In this paper we review the results of four speech perception experiments that explore the difference between language-specific perception and psycho-acoustic auditory perception. The first two experiments examine this difference with voiceless fricatives by American English and Dutch listeners. The second series of experiments explores the perception of consonant palatalization by American English and Russian listeners. These experiments examine this processing difference through two tasks: speeded AX discrimination (“same” or “different” response) and similarity rating. The fast-paced nature of the AX discrimination task is designed to bypass linguistic processing and hone in on pure auditory similarity.
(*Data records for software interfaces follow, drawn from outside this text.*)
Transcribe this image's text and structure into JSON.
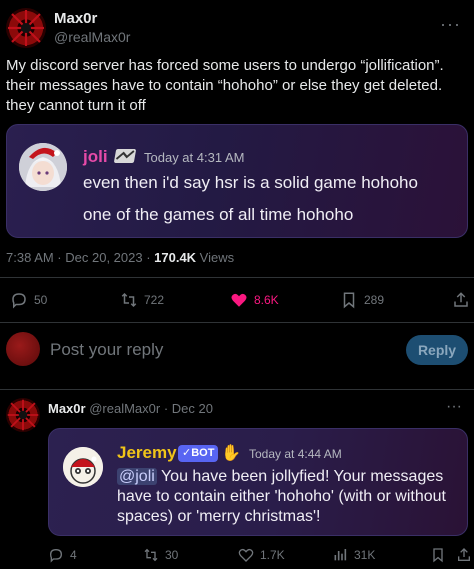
{
  "tweet": {
    "author_name": "Max0r",
    "author_handle": "@realMax0r",
    "text": "My discord server has forced some users to undergo “jollification”. their messages have to contain “hohoho” or else they get deleted. they cannot turn it off",
    "embed": {
      "user": "joli",
      "timestamp": "Today at 4:31 AM",
      "line1": "even then i'd say hsr is a solid game hohoho",
      "line2": "one of the games of all time hohoho"
    },
    "meta_time": "7:38 AM · Dec 20, 2023 · ",
    "views_count": "170.4K",
    "views_label": " Views",
    "stats": {
      "replies": "50",
      "retweets": "722",
      "likes": "8.6K",
      "bookmarks": "289"
    }
  },
  "reply_box": {
    "placeholder": "Post your reply",
    "button_label": "Reply"
  },
  "reply": {
    "author_name": "Max0r",
    "author_handle": "@realMax0r",
    "date": "· Dec 20",
    "embed": {
      "user": "Jeremy",
      "bot_badge": "✓BOT",
      "timestamp": "Today at 4:44 AM",
      "mention": "@joli",
      "text_rest": " You have been jollyfied! Your messages have to contain either 'hohoho' (with or without spaces) or 'merry christmas'!"
    },
    "stats": {
      "replies": "4",
      "retweets": "30",
      "likes": "1.7K",
      "views": "31K"
    }
  },
  "colors": {
    "like_active": "#f91880",
    "reply_button_bg": "#1d4e72",
    "joli_name": "#e64aa8",
    "jeremy_name": "#f0c419",
    "bot_badge": "#5865f2",
    "mention_bg": "#3c4270"
  }
}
The similarity rating task asks listeners to compare two stimuli at a more leisurely pace and language-specific perception is evaluated. The results of these experiments suggest that psycho-acoustic perception can be evaluated apart from linguistic perception. Other work using this experimental paradigm, however, has found language effects in both AX discrimination and rating tasks (Boomershine et al., The impact of allophony vs. contrast on speech perception, Mouton de Gruyter, 2008; McGuire, Phonetic category learning, The Ohio State University, 2007). We reconcile our findings with the contrary results by demonstrating that language effects tend to appear in the longer response latencies that naturally allow for linguistic processing and are attenuated in the fast responses.
© 2010 Walter de Gruyter GmbH & Co. KG, Berlin/New York